SINGAPORE, June 26 (The Straits Times/ANN): While reducing carbon emissions will help manage the extreme weather conditions that have led to food price spikes in South-East Asia, this transition to a lower carbon future could come with its own costs, one think-tank said.
Global forecasting firm Oxford Economics estimated that the costs of producing food could go up by as much as 80 per cent in countries such as Indonesia by 2050, as governments implement measures aimed at achieving net zero.
This is if regional authorities do not also introduce initiatives to mitigate the impact to the food supply chain, said Oxford Economics Asian macro consulting head Tom Rogers, during a webinar on Thursday (June 23).
The webinar, hosted by Oxford Economics, discussed findings from a study into the impact of climate change on food prices.
The study, commissioned by industry body Food Industry Asia and conducted by Oxford Economics, found that heatwaves in Thailand in December 2014 and in Vietnam in February 2019 contributed to food prices going up by about 6 per cent during those months.
"Those types of extreme weather events are becoming more frequent, and they will become more frequent in the years to come," said Rogers, who is based in Singapore.
Such extreme weather will be less frequent should the region meet the International Energy Agency's goal of achieving net zero emissions by the middle of the century, he added.
However, governments should protect consumers from the added costs of moving towards sustainable methods.
Oxford Economics suggests that the authorities provide support to farmers adopting technologies that improve resilience to extreme weather as well as encourage the uptake of farm insurance, which would allow farmers to restart production more quickly after events such as floods or heatwaves.
The think-tank recommends that they support farmers in adopting measures such as solar panels and the conversion of food waste to energy, which would make them less reliant on electricity from the grid.
Protecting consumers from absorbing the costs associated with the move towards greater sustainability is especially important for poorer households, which spend a greater proportion of their income on food.
"We think there is a lot that governments can do about it, we think there are plenty of policy options," he said.
"There is a need to start the discussion on how best to go about both mitigating short-term impacts of food price volatility and also tackling that cost of transition."
Rogers noted the study was published in February, before the Russian invasion of Ukraine, which impacted energy and food prices across the world.

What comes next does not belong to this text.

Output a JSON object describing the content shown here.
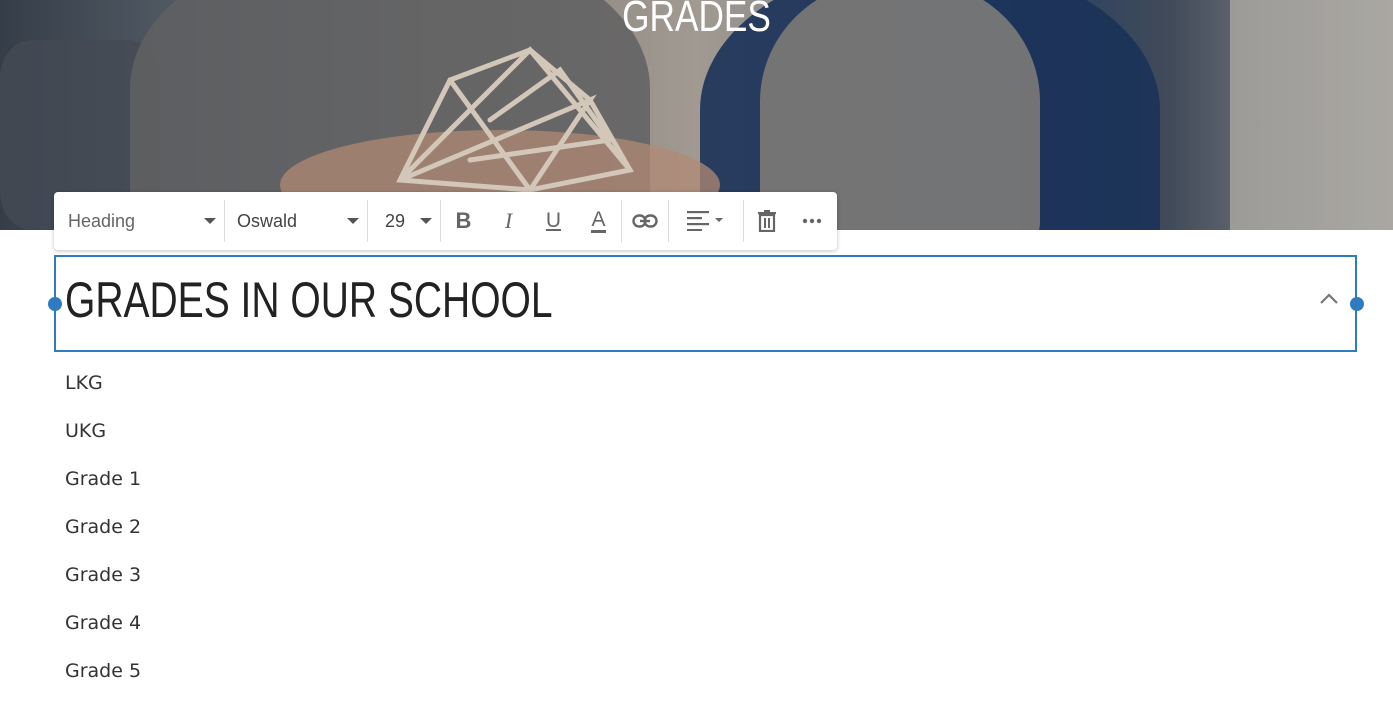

On Thursday, it was reported that Singapore's core inflation hit 3.6 per cent in May on the back of rising food prices – the highest core inflation rate the Republic has faced since December 2008, when it hit 4.2 per cent.

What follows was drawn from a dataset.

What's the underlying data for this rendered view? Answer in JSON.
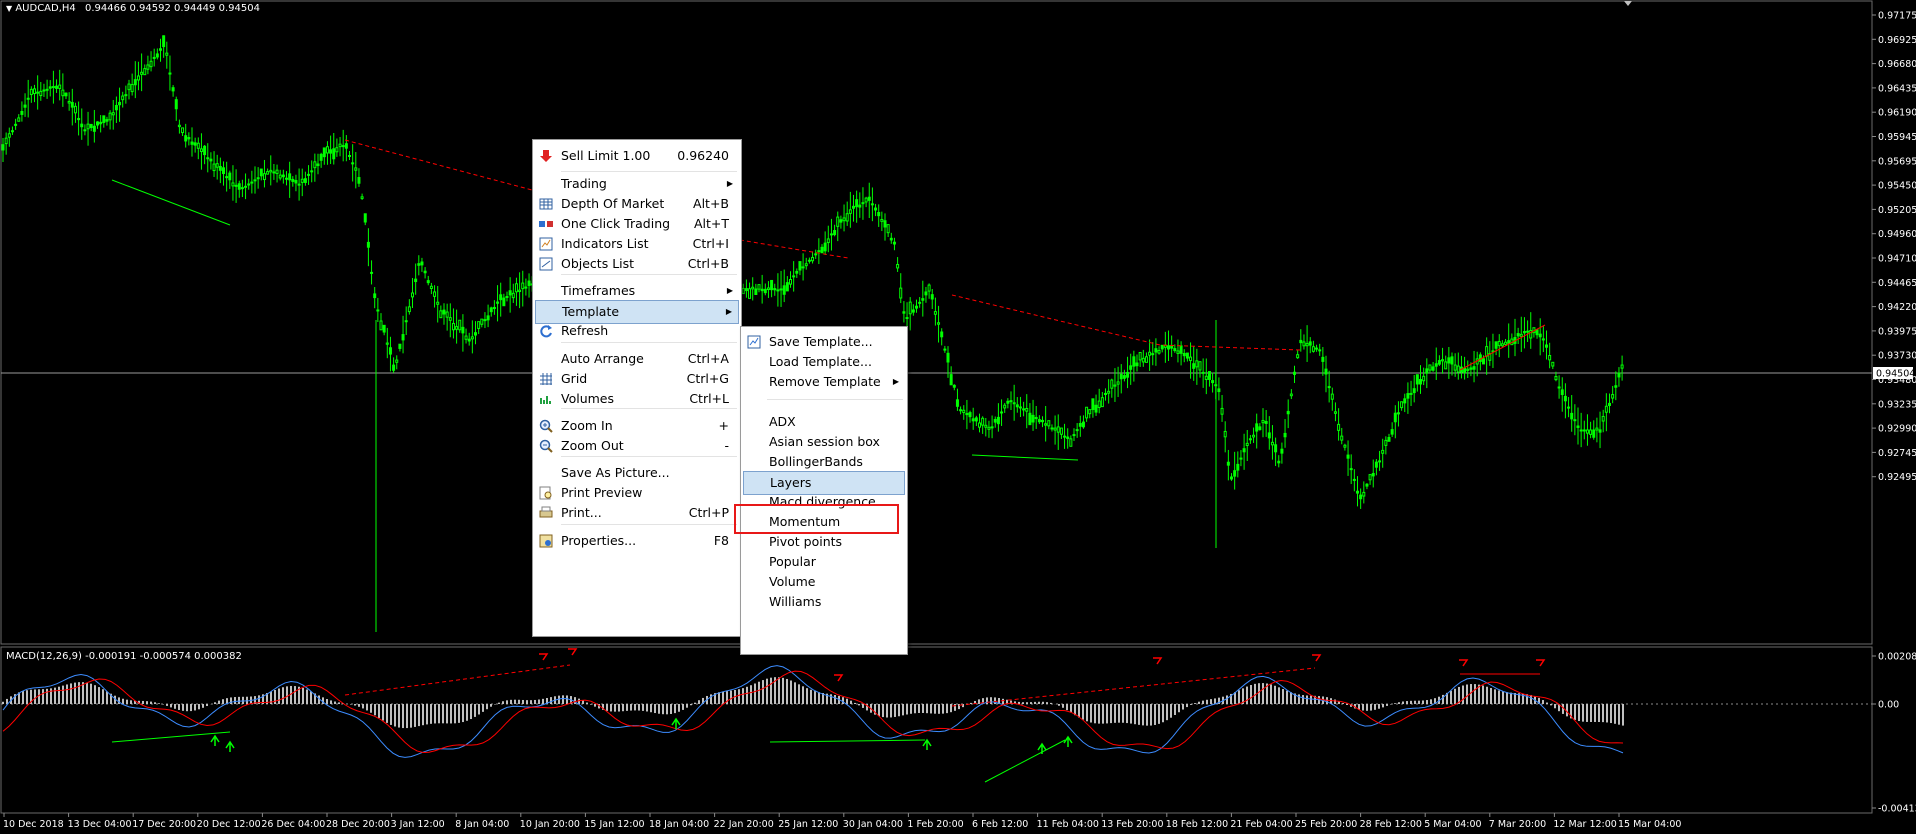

Noting some countries have begun using more coal for energy generation to avoid being dependent on Russian gas, the economist said it remains to be seen whether the conflict will ultimately speed up or slow down the transition to net zero. - The Straits Times/ANN